Records contained in a dataset
--- START ---

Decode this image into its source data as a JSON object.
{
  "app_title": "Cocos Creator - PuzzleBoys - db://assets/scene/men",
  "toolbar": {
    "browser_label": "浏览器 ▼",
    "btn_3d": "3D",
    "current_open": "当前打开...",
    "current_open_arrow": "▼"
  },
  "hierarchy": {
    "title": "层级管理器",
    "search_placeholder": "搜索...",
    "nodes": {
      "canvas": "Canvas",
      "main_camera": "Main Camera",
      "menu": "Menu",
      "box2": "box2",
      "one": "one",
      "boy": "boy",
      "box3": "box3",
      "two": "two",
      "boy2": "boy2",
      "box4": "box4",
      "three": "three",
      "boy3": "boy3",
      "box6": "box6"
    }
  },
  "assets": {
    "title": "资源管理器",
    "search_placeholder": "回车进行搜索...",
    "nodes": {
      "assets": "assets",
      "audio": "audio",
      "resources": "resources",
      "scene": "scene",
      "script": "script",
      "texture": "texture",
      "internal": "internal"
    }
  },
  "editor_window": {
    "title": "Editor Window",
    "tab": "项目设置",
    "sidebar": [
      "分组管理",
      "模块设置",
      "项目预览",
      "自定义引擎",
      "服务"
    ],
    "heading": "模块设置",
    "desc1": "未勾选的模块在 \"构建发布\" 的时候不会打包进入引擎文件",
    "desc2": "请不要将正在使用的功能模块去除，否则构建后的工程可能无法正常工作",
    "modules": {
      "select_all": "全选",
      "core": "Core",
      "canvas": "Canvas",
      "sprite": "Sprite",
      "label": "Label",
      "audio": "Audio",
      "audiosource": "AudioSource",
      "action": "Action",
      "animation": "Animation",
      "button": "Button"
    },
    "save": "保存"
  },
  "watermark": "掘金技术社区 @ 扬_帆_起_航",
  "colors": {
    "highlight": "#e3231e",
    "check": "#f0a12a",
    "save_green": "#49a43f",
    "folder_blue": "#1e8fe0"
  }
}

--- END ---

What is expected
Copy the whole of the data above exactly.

The answer
Decode this image into its source data as a JSON object.
{
  "app_title": "Cocos Creator - PuzzleBoys - db://assets/scene/men",
  "toolbar": {
    "browser_label": "浏览器 ▼",
    "btn_3d": "3D",
    "current_open": "当前打开...",
    "current_open_arrow": "▼"
  },
  "hierarchy": {
    "title": "层级管理器",
    "search_placeholder": "搜索...",
    "nodes": {
      "canvas": "Canvas",
      "main_camera": "Main Camera",
      "menu": "Menu",
      "box2": "box2",
      "one": "one",
      "boy": "boy",
      "box3": "box3",
      "two": "two",
      "boy2": "boy2",
      "box4": "box4",
      "three": "three",
      "boy3": "boy3",
      "box6": "box6"
    }
  },
  "assets": {
    "title": "资源管理器",
    "search_placeholder": "回车进行搜索...",
    "nodes": {
      "assets": "assets",
      "audio": "audio",
      "resources": "resources",
      "scene": "scene",
      "script": "script",
      "texture": "texture",
      "internal": "internal"
    }
  },
  "editor_window": {
    "title": "Editor Window",
    "tab": "项目设置",
    "sidebar": [
      "分组管理",
      "模块设置",
      "项目预览",
      "自定义引擎",
      "服务"
    ],
    "heading": "模块设置",
    "desc1": "未勾选的模块在 \"构建发布\" 的时候不会打包进入引擎文件",
    "desc2": "请不要将正在使用的功能模块去除，否则构建后的工程可能无法正常工作",
    "modules": {
      "select_all": "全选",
      "core": "Core",
      "canvas": "Canvas",
      "sprite": "Sprite",
      "label": "Label",
      "audio": "Audio",
      "audiosource": "AudioSource",
      "action": "Action",
      "animation": "Animation",
      "button": "Button"
    },
    "save": "保存"
  },
  "watermark": "掘金技术社区 @ 扬_帆_起_航",
  "colors": {
    "highlight": "#e3231e",
    "check": "#f0a12a",
    "save_green": "#49a43f",
    "folder_blue": "#1e8fe0"
  }
}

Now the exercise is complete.